As drought looms across the province, the need to conserve water is becoming increasingly critical – not only for our sake, but for the sake of the wild animals we share it with.
“Hot, dry conditions are a reminder of just how essential a resource water is - for us and for wildlife,” says Meghann Cant, animal welfare educator for the BC SPCA. “We all depend on healthy water ecosystems.”
Keeping our water ecosystems healthy means, in part, reducing our water consumption. Unfortunately, here in British Columbia, we tend to use much more water than we need to – about 80 litres more per person per day than the Canadian average, in fact. “We only drink about 3 per cent of the water we use,” says Cant. “The rest washes our cars, waters our gardens, or simply flushes or drains away.”
So how can we minimize our impact? Cant suggests some simple ways we can help save water and, ultimately, wildlife:
Turn off the tap. Only turn the tap on for brief periods while brushing your teeth or doing the dishes. Not letting the tap run can save up to 20 litres of water a minute, which translates into savings of hundreds of litres a year.
Another tap-related tip? Wash produce over a container and use the water for your household plants.
Lose the leaks. Repair any leaky faucets right away. A tap leaking one drop of water a second can waste more than 25 litres a day. Over a year, that means losing the equivalent of about 70 baths.
Bathroom blues. Did you know about 65 per cent of all indoor water use occurs in the bathroom? To make a difference here, take short showers instead of baths. Try flushing the toilet less often, too.
If you can, replace old fixtures with new water-efficient ones. A low-flow showerhead, for instance, can cut water flow in half, while a low-flow or dual-flush toilet can save the average family more than 25,000 litres of water a year.
Goodbye, green grass! When adhering to local watering restrictions, be careful not to overwater during your allotted timeslot and water only at night. Half of the water used on lawns is lost to evaporation or runoff due to overwatering. And remember: a brown lawn is actually just dormant, not dead!

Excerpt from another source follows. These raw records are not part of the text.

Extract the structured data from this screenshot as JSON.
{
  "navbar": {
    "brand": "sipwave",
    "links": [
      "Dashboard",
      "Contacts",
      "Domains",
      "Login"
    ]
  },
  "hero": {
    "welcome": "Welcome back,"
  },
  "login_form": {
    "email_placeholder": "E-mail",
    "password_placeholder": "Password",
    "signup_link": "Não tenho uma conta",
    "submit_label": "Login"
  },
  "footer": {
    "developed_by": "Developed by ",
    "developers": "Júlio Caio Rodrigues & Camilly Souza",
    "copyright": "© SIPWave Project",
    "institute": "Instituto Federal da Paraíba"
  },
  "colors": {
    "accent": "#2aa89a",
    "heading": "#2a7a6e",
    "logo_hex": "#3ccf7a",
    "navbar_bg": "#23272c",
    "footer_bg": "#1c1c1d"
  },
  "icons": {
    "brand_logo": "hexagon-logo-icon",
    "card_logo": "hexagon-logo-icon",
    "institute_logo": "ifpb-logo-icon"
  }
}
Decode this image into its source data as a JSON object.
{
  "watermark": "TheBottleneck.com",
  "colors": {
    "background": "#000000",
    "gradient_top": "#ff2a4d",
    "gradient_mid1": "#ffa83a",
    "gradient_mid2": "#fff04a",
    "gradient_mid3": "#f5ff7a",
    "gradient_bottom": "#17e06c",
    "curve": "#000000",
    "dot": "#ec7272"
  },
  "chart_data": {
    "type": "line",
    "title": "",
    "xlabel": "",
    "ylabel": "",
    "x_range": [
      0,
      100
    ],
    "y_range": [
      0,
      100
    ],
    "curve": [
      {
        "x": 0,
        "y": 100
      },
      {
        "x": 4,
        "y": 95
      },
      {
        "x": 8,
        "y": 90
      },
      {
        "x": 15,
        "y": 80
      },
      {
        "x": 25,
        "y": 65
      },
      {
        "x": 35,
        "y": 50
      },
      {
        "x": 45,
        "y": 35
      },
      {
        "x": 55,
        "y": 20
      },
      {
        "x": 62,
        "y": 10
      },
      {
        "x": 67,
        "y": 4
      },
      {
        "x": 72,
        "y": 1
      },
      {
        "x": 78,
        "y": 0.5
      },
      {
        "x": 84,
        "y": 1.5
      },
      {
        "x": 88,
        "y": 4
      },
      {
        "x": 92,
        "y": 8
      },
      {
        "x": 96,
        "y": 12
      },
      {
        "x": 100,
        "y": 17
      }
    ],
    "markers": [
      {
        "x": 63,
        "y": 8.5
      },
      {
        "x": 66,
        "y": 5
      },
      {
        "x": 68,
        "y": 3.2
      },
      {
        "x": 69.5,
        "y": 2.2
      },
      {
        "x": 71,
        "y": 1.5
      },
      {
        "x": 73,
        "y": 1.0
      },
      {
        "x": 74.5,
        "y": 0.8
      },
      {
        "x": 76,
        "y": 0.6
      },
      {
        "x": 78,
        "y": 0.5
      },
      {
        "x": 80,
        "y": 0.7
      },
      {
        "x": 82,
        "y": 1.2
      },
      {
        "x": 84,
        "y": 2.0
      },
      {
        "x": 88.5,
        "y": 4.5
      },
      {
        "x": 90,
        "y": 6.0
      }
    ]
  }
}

Car troubles. Use a bucket of soapy water to wash your car. The average garden hose uses up to 20 litres of water a minute, so rinse with a spring-loaded nozzle instead. Better still, go to a car wash that filters and recycles water, rather than having it just drain away.

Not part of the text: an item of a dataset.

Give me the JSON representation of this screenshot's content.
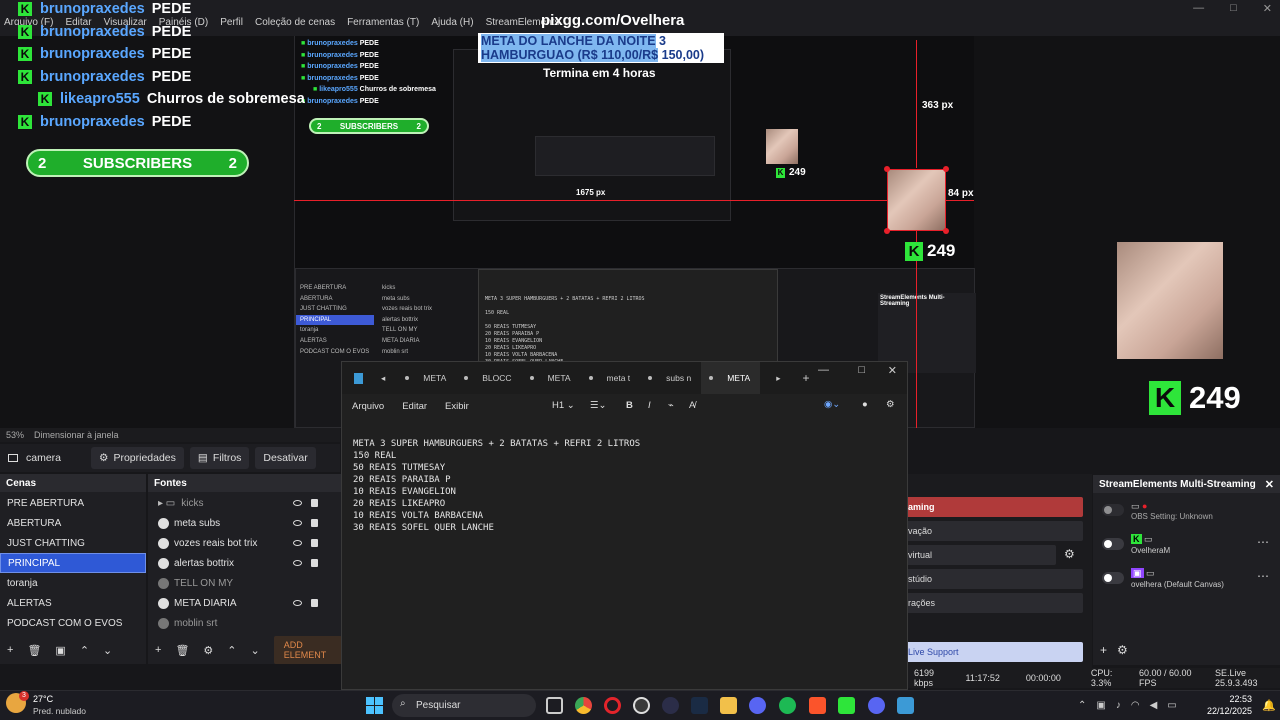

“Getting in the habit of using less water now means we will be better prepared for future water shortages,” says Cant. For every glass of water we save, we have to take and treat one less glass from the environment – leaving more for wildlife, too.
Photo credits: frog - Tyson Harrison; heron - Jeff Ilutowicz
The British Columbia Society for the Prevention of Cruelty to Animals is a not-for-profit organization reliant on public donations. Our mission is to protect and enhance the quality of life for domestic, farm and wild animals in B.C.